* **DIRECTIONS FOR THIS TASK**:
All the entries need to be duplicated exactly, with the pictures omitted.

* **DATA RECORDS**:

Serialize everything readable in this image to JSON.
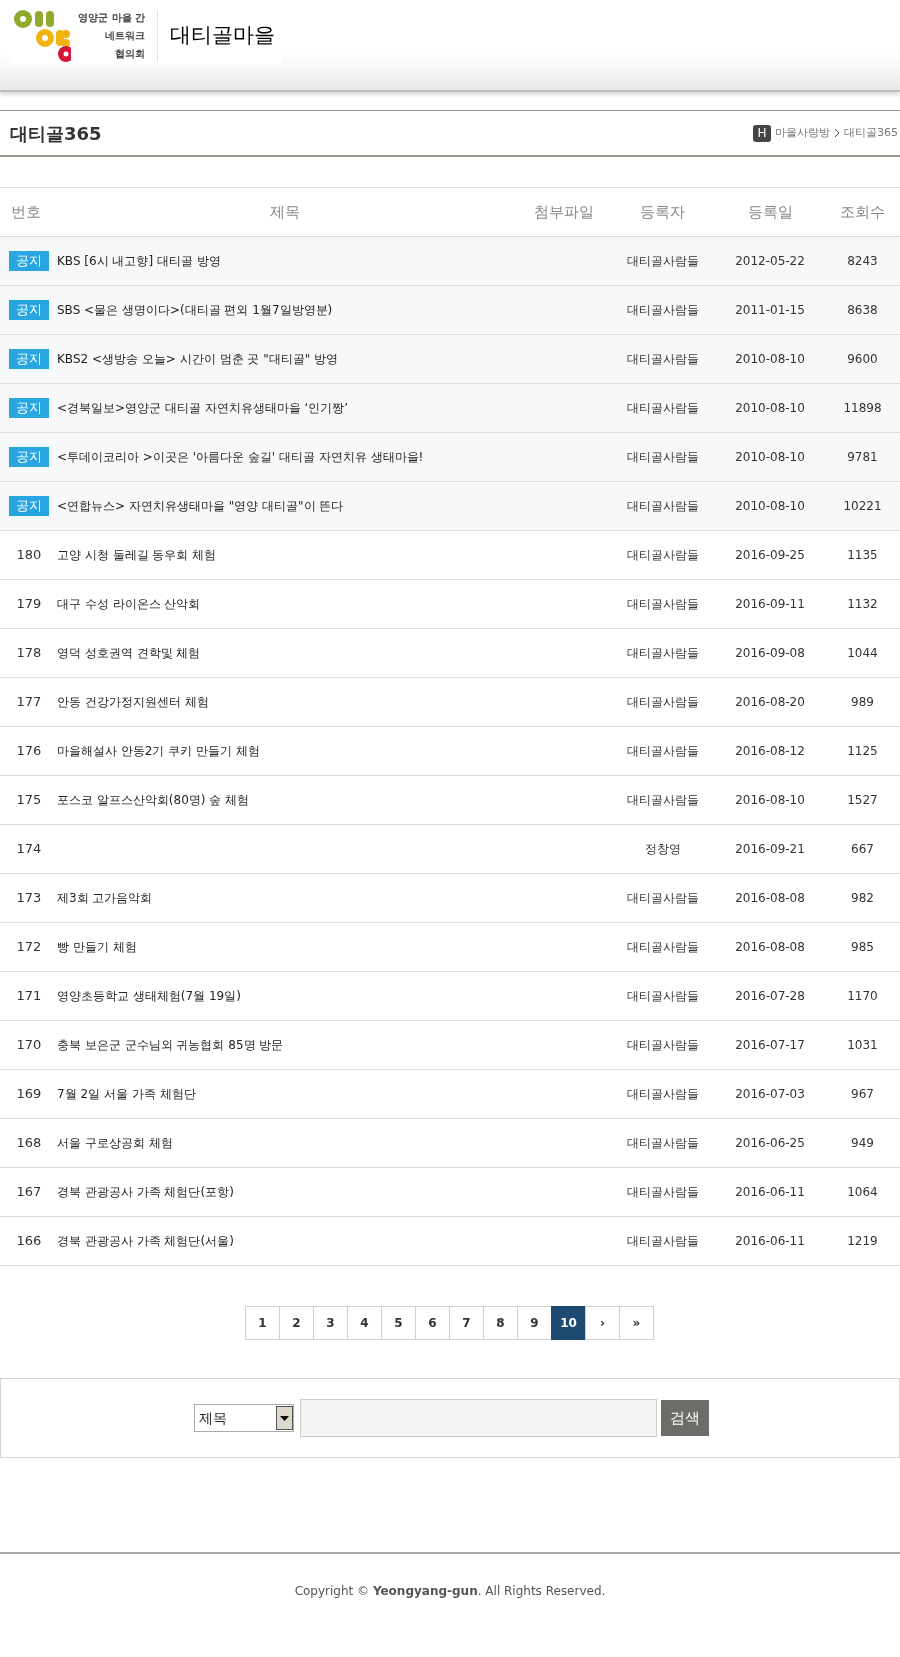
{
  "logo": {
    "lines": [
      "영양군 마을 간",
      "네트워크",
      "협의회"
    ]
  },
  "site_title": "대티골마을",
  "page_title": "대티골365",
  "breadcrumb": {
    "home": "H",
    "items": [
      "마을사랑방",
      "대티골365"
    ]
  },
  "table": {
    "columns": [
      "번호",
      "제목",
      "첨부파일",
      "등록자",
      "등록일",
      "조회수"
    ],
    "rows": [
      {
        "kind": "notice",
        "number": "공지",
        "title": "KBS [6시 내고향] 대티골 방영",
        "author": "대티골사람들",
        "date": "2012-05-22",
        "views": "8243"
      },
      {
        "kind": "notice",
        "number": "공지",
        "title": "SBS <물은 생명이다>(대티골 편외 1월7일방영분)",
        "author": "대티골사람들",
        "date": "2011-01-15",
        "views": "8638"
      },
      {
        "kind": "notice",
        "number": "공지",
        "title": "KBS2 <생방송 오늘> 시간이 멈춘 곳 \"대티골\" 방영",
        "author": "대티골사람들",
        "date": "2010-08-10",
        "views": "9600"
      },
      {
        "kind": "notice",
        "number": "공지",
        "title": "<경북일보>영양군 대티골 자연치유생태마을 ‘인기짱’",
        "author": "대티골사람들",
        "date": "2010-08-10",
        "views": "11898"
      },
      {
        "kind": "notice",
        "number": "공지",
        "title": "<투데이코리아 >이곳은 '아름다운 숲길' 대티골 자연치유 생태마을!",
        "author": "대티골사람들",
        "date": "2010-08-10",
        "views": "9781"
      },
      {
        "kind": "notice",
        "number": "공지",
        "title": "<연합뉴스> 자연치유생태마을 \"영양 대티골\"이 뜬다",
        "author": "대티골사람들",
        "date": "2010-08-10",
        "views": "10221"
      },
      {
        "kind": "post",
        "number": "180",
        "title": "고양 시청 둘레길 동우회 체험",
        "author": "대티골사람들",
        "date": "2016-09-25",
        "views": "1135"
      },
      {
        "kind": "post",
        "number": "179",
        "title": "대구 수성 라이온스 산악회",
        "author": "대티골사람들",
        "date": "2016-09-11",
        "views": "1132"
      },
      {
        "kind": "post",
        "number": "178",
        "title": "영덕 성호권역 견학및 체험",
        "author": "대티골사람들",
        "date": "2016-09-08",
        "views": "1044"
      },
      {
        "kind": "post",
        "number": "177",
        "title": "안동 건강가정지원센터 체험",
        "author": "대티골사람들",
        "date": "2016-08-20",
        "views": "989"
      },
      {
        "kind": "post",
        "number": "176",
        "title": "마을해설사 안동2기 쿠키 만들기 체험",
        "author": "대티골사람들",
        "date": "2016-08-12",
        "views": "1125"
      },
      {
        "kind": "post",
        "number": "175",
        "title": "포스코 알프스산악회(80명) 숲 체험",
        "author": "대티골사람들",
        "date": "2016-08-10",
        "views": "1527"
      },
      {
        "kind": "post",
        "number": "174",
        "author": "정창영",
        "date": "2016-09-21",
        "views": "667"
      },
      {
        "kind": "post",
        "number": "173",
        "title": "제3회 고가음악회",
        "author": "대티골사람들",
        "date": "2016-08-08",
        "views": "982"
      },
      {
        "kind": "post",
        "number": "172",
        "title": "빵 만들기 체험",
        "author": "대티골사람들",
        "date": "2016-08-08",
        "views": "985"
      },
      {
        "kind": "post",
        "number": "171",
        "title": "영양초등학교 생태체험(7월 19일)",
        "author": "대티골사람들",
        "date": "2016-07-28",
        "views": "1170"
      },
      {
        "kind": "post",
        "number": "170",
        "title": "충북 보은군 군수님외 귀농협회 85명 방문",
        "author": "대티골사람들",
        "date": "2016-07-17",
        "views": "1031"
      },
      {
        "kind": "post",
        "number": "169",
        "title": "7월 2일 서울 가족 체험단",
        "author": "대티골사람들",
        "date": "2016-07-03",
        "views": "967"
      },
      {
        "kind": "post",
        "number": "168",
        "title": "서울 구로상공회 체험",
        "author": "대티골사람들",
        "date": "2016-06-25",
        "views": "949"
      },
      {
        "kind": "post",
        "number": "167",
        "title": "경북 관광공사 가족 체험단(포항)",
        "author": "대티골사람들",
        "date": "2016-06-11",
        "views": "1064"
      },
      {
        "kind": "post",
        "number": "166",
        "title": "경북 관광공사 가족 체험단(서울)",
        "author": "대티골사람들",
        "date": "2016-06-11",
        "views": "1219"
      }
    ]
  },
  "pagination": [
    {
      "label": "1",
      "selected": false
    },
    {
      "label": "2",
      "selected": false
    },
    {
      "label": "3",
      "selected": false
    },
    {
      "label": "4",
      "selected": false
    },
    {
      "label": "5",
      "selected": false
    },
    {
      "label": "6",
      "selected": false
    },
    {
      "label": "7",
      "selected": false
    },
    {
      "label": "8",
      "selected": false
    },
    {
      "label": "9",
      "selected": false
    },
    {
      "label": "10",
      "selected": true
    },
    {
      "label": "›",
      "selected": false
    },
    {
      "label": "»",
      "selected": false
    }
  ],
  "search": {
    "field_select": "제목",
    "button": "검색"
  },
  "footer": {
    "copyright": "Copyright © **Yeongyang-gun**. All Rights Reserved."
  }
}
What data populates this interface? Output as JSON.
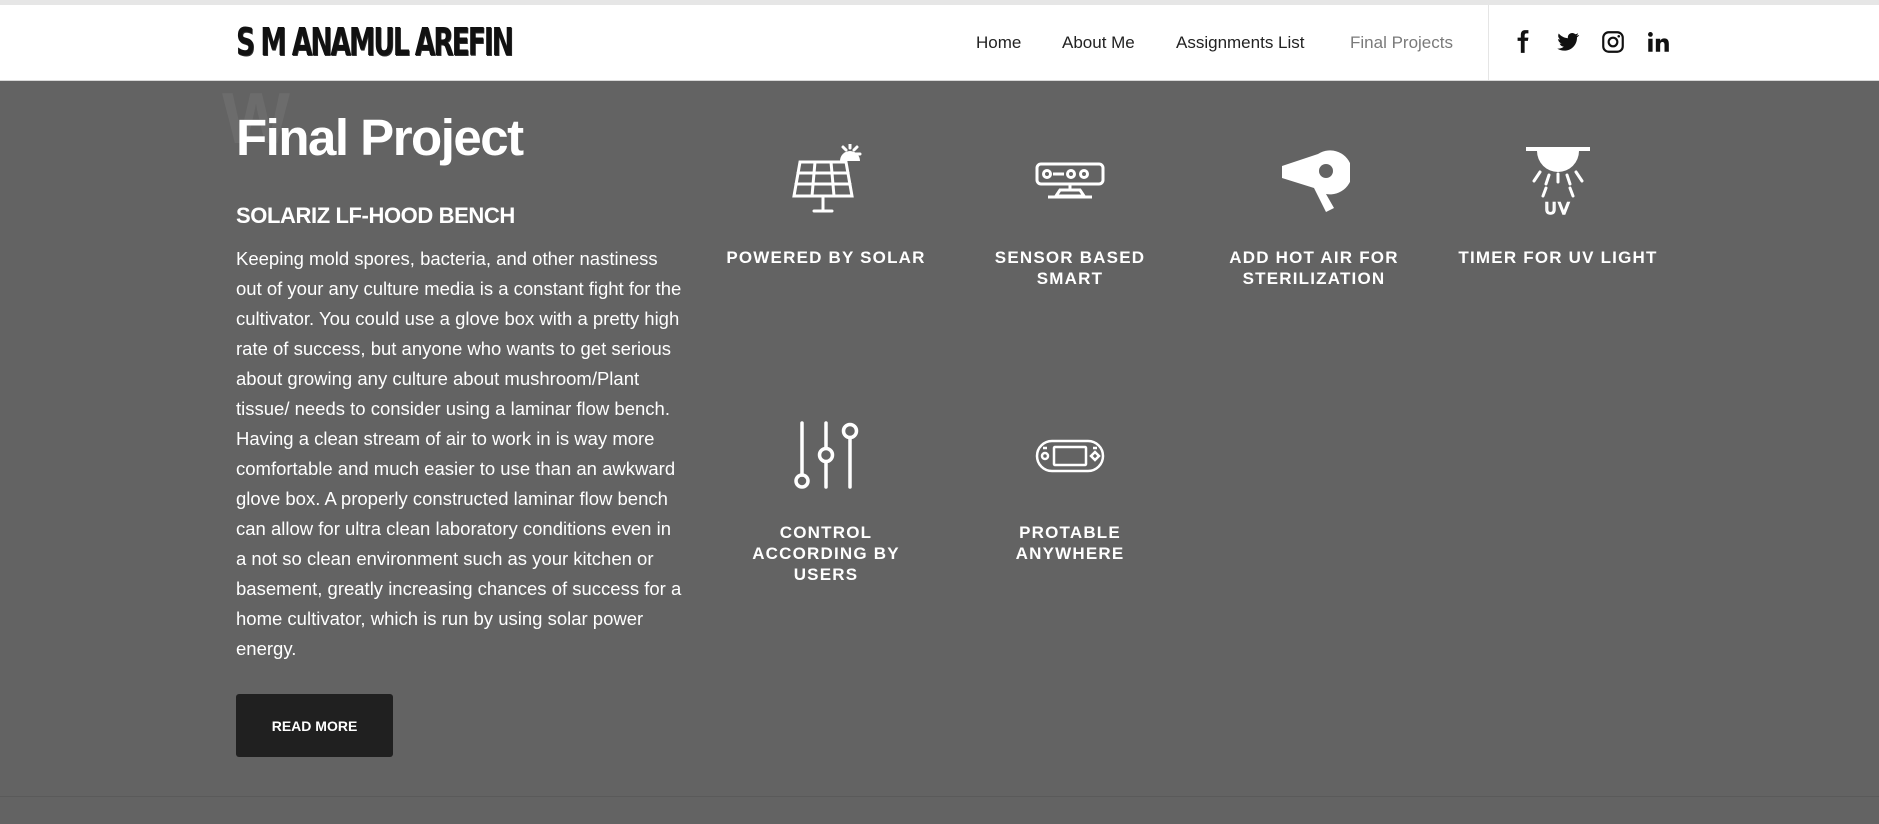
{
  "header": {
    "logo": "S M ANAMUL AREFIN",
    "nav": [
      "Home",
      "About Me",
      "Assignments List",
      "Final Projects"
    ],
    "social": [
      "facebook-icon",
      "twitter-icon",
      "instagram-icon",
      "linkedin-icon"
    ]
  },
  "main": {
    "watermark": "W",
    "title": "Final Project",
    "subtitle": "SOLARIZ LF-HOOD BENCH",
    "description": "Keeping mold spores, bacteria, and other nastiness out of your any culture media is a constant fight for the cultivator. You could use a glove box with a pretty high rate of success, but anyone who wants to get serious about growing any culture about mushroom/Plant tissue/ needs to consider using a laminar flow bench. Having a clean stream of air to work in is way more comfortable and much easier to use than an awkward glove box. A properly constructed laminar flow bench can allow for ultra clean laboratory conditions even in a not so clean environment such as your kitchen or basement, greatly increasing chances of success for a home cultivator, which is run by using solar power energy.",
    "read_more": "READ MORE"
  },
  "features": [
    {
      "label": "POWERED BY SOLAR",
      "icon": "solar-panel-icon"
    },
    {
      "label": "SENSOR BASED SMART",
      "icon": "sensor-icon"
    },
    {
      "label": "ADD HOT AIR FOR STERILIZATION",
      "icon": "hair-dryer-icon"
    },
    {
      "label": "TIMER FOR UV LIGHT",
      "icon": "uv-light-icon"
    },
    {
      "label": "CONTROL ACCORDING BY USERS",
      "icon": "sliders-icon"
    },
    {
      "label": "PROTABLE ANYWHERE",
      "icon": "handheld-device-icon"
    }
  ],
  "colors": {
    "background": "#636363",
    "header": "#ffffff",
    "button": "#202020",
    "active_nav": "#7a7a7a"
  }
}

* **WRITTEN RESPONSE**:
Serialize everything readable in this image to JSON.
{
  "logo": {
    "lines": [
      "영양군 마을 간",
      "네트워크",
      "협의회"
    ]
  },
  "site_title": "대티골마을",
  "page_title": "대티골365",
  "breadcrumb": {
    "home": "H",
    "items": [
      "마을사랑방",
      "대티골365"
    ]
  },
  "table": {
    "columns": [
      "번호",
      "제목",
      "첨부파일",
      "등록자",
      "등록일",
      "조회수"
    ],
    "rows": [
      {
        "kind": "notice",
        "number": "공지",
        "title": "KBS [6시 내고향] 대티골 방영",
        "author": "대티골사람들",
        "date": "2012-05-22",
        "views": "8243"
      },
      {
        "kind": "notice",
        "number": "공지",
        "title": "SBS <물은 생명이다>(대티골 편외 1월7일방영분)",
        "author": "대티골사람들",
        "date": "2011-01-15",
        "views": "8638"
      },
      {
        "kind": "notice",
        "number": "공지",
        "title": "KBS2 <생방송 오늘> 시간이 멈춘 곳 \"대티골\" 방영",
        "author": "대티골사람들",
        "date": "2010-08-10",
        "views": "9600"
      },
      {
        "kind": "notice",
        "number": "공지",
        "title": "<경북일보>영양군 대티골 자연치유생태마을 ‘인기짱’",
        "author": "대티골사람들",
        "date": "2010-08-10",
        "views": "11898"
      },
      {
        "kind": "notice",
        "number": "공지",
        "title": "<투데이코리아 >이곳은 '아름다운 숲길' 대티골 자연치유 생태마을!",
        "author": "대티골사람들",
        "date": "2010-08-10",
        "views": "9781"
      },
      {
        "kind": "notice",
        "number": "공지",
        "title": "<연합뉴스> 자연치유생태마을 \"영양 대티골\"이 뜬다",
        "author": "대티골사람들",
        "date": "2010-08-10",
        "views": "10221"
      },
      {
        "kind": "post",
        "number": "180",
        "title": "고양 시청 둘레길 동우회 체험",
        "author": "대티골사람들",
        "date": "2016-09-25",
        "views": "1135"
      },
      {
        "kind": "post",
        "number": "179",
        "title": "대구 수성 라이온스 산악회",
        "author": "대티골사람들",
        "date": "2016-09-11",
        "views": "1132"
      },
      {
        "kind": "post",
        "number": "178",
        "title": "영덕 성호권역 견학및 체험",
        "author": "대티골사람들",
        "date": "2016-09-08",
        "views": "1044"
      },
      {
        "kind": "post",
        "number": "177",
        "title": "안동 건강가정지원센터 체험",
        "author": "대티골사람들",
        "date": "2016-08-20",
        "views": "989"
      },
      {
        "kind": "post",
        "number": "176",
        "title": "마을해설사 안동2기 쿠키 만들기 체험",
        "author": "대티골사람들",
        "date": "2016-08-12",
        "views": "1125"
      },
      {
        "kind": "post",
        "number": "175",
        "title": "포스코 알프스산악회(80명) 숲 체험",
        "author": "대티골사람들",
        "date": "2016-08-10",
        "views": "1527"
      },
      {
        "kind": "post",
        "number": "174",
        "author": "정창영",
        "date": "2016-09-21",
        "views": "667"
      },
      {
        "kind": "post",
        "number": "173",
        "title": "제3회 고가음악회",
        "author": "대티골사람들",
        "date": "2016-08-08",
        "views": "982"
      },
      {
        "kind": "post",
        "number": "172",
        "title": "빵 만들기 체험",
        "author": "대티골사람들",
        "date": "2016-08-08",
        "views": "985"
      },
      {
        "kind": "post",
        "number": "171",
        "title": "영양초등학교 생태체험(7월 19일)",
        "author": "대티골사람들",
        "date": "2016-07-28",
        "views": "1170"
      },
      {
        "kind": "post",
        "number": "170",
        "title": "충북 보은군 군수님외 귀농협회 85명 방문",
        "author": "대티골사람들",
        "date": "2016-07-17",
        "views": "1031"
      },
      {
        "kind": "post",
        "number": "169",
        "title": "7월 2일 서울 가족 체험단",
        "author": "대티골사람들",
        "date": "2016-07-03",
        "views": "967"
      },
      {
        "kind": "post",
        "number": "168",
        "title": "서울 구로상공회 체험",
        "author": "대티골사람들",
        "date": "2016-06-25",
        "views": "949"
      },
      {
        "kind": "post",
        "number": "167",
        "title": "경북 관광공사 가족 체험단(포항)",
        "author": "대티골사람들",
        "date": "2016-06-11",
        "views": "1064"
      },
      {
        "kind": "post",
        "number": "166",
        "title": "경북 관광공사 가족 체험단(서울)",
        "author": "대티골사람들",
        "date": "2016-06-11",
        "views": "1219"
      }
    ]
  },
  "pagination": [
    {
      "label": "1",
      "selected": false
    },
    {
      "label": "2",
      "selected": false
    },
    {
      "label": "3",
      "selected": false
    },
    {
      "label": "4",
      "selected": false
    },
    {
      "label": "5",
      "selected": false
    },
    {
      "label": "6",
      "selected": false
    },
    {
      "label": "7",
      "selected": false
    },
    {
      "label": "8",
      "selected": false
    },
    {
      "label": "9",
      "selected": false
    },
    {
      "label": "10",
      "selected": true
    },
    {
      "label": "›",
      "selected": false
    },
    {
      "label": "»",
      "selected": false
    }
  ],
  "search": {
    "field_select": "제목",
    "button": "검색"
  },
  "footer": {
    "copyright": "Copyright © **Yeongyang-gun**. All Rights Reserved."
  }
}
What data populates this interface? Output as JSON.
{
  "header": {
    "logo": "S M ANAMUL AREFIN",
    "nav": [
      "Home",
      "About Me",
      "Assignments List",
      "Final Projects"
    ],
    "social": [
      "facebook-icon",
      "twitter-icon",
      "instagram-icon",
      "linkedin-icon"
    ]
  },
  "main": {
    "watermark": "W",
    "title": "Final Project",
    "subtitle": "SOLARIZ LF-HOOD BENCH",
    "description": "Keeping mold spores, bacteria, and other nastiness out of your any culture media is a constant fight for the cultivator. You could use a glove box with a pretty high rate of success, but anyone who wants to get serious about growing any culture about mushroom/Plant tissue/ needs to consider using a laminar flow bench. Having a clean stream of air to work in is way more comfortable and much easier to use than an awkward glove box. A properly constructed laminar flow bench can allow for ultra clean laboratory conditions even in a not so clean environment such as your kitchen or basement, greatly increasing chances of success for a home cultivator, which is run by using solar power energy.",
    "read_more": "READ MORE"
  },
  "features": [
    {
      "label": "POWERED BY SOLAR",
      "icon": "solar-panel-icon"
    },
    {
      "label": "SENSOR BASED SMART",
      "icon": "sensor-icon"
    },
    {
      "label": "ADD HOT AIR FOR STERILIZATION",
      "icon": "hair-dryer-icon"
    },
    {
      "label": "TIMER FOR UV LIGHT",
      "icon": "uv-light-icon"
    },
    {
      "label": "CONTROL ACCORDING BY USERS",
      "icon": "sliders-icon"
    },
    {
      "label": "PROTABLE ANYWHERE",
      "icon": "handheld-device-icon"
    }
  ],
  "colors": {
    "background": "#636363",
    "header": "#ffffff",
    "button": "#202020",
    "active_nav": "#7a7a7a"
  }
}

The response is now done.